Scan the records below. Report the number of lines containing the word "zoom", and nothing more.

__________

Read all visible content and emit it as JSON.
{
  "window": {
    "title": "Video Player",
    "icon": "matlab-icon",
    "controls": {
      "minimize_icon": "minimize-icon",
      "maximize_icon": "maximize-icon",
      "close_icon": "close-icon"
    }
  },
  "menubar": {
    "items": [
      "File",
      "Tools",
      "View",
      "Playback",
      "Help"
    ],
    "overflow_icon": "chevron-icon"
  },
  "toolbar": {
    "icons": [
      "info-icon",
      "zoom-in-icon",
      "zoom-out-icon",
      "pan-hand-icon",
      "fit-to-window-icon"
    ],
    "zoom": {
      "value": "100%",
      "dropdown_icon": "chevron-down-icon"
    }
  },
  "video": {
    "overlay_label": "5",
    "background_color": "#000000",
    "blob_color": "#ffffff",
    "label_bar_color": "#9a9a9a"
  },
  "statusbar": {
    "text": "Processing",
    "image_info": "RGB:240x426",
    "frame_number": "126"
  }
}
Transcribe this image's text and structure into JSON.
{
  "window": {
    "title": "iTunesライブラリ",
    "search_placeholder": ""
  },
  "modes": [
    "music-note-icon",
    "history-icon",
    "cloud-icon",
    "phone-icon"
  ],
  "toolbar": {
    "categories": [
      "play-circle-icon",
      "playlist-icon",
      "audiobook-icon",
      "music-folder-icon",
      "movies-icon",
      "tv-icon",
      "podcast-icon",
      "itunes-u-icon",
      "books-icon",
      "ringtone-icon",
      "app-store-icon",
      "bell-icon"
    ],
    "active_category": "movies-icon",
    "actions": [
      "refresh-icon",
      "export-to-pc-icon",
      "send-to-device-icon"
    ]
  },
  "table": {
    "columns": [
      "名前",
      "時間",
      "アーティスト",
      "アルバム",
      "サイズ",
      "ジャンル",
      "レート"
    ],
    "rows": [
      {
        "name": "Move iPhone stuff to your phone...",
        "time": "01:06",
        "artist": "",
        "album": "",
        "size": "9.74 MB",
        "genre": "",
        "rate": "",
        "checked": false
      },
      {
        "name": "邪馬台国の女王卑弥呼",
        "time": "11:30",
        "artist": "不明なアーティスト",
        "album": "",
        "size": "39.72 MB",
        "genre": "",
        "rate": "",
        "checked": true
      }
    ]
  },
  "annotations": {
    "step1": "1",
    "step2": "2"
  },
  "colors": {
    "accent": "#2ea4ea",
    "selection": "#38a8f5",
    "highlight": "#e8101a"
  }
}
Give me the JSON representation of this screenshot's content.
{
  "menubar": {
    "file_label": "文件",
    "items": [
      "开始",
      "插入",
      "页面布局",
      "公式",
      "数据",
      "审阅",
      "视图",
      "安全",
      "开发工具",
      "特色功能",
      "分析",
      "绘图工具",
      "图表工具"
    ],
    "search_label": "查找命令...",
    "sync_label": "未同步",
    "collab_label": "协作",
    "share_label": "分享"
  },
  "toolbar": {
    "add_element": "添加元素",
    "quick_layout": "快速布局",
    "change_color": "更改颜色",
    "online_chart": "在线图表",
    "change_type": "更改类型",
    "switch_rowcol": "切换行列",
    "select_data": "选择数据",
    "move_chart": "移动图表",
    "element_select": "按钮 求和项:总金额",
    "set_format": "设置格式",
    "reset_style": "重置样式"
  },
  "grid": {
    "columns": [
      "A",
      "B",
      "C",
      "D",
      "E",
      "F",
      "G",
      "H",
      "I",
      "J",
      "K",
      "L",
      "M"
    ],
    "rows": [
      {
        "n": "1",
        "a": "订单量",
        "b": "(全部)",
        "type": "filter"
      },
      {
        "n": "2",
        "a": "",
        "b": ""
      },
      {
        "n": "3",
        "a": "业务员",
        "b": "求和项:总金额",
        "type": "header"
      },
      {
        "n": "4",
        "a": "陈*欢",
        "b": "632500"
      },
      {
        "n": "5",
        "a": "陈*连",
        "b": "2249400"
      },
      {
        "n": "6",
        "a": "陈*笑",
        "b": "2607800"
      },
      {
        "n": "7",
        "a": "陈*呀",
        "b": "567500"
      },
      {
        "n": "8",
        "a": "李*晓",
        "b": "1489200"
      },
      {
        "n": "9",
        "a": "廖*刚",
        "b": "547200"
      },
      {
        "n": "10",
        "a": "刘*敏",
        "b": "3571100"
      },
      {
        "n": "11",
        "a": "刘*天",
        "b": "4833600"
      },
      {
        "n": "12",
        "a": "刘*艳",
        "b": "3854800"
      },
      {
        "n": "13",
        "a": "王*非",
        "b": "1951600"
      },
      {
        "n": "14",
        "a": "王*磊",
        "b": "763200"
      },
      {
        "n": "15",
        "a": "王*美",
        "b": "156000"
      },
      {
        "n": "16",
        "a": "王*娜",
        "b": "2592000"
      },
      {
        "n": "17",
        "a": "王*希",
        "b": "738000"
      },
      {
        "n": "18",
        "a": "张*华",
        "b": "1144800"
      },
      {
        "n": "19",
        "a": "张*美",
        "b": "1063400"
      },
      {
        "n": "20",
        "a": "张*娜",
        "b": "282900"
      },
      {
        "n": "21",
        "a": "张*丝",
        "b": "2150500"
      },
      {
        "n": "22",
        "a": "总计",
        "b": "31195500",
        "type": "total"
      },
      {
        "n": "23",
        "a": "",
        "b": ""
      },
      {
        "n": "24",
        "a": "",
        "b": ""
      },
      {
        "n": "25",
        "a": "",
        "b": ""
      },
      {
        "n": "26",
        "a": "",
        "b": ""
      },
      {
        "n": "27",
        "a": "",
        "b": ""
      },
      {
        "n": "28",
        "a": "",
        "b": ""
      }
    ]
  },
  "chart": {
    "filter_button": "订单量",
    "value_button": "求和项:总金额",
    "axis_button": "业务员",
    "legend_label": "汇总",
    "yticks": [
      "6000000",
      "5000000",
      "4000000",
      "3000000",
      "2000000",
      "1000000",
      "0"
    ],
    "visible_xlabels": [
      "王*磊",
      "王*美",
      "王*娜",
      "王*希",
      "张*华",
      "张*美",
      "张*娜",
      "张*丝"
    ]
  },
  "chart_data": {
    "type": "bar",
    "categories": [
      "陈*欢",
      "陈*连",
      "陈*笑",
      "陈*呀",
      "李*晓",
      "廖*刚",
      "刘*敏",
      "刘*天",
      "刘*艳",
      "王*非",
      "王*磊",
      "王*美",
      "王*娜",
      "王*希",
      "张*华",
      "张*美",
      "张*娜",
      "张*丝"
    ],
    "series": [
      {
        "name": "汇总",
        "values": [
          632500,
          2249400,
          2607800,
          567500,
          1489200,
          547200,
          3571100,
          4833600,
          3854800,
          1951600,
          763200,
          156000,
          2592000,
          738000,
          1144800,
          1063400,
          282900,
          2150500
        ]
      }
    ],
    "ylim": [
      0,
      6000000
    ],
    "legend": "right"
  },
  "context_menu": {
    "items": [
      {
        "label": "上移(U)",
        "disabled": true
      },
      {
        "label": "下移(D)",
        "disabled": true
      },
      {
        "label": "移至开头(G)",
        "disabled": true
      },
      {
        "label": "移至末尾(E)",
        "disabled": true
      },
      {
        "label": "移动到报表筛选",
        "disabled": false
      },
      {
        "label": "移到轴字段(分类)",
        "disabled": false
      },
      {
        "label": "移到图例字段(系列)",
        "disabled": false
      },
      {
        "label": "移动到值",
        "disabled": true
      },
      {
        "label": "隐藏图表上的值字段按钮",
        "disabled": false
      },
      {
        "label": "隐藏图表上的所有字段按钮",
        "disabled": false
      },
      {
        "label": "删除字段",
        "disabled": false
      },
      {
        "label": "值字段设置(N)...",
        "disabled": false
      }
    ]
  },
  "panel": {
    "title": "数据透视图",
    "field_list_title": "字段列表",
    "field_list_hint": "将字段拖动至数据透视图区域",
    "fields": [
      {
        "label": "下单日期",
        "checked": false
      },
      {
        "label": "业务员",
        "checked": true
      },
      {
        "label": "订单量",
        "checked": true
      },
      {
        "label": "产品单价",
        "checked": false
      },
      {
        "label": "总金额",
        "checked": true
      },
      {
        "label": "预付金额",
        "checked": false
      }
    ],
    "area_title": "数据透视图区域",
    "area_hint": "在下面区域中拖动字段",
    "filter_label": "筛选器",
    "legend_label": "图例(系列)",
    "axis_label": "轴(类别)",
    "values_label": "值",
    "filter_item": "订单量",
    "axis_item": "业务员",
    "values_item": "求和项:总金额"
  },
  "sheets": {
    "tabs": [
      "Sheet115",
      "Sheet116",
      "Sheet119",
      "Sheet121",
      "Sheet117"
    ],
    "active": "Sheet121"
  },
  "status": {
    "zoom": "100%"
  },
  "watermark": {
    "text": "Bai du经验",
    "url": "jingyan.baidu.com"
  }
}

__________

RESULT OF THE EXERCISE: 4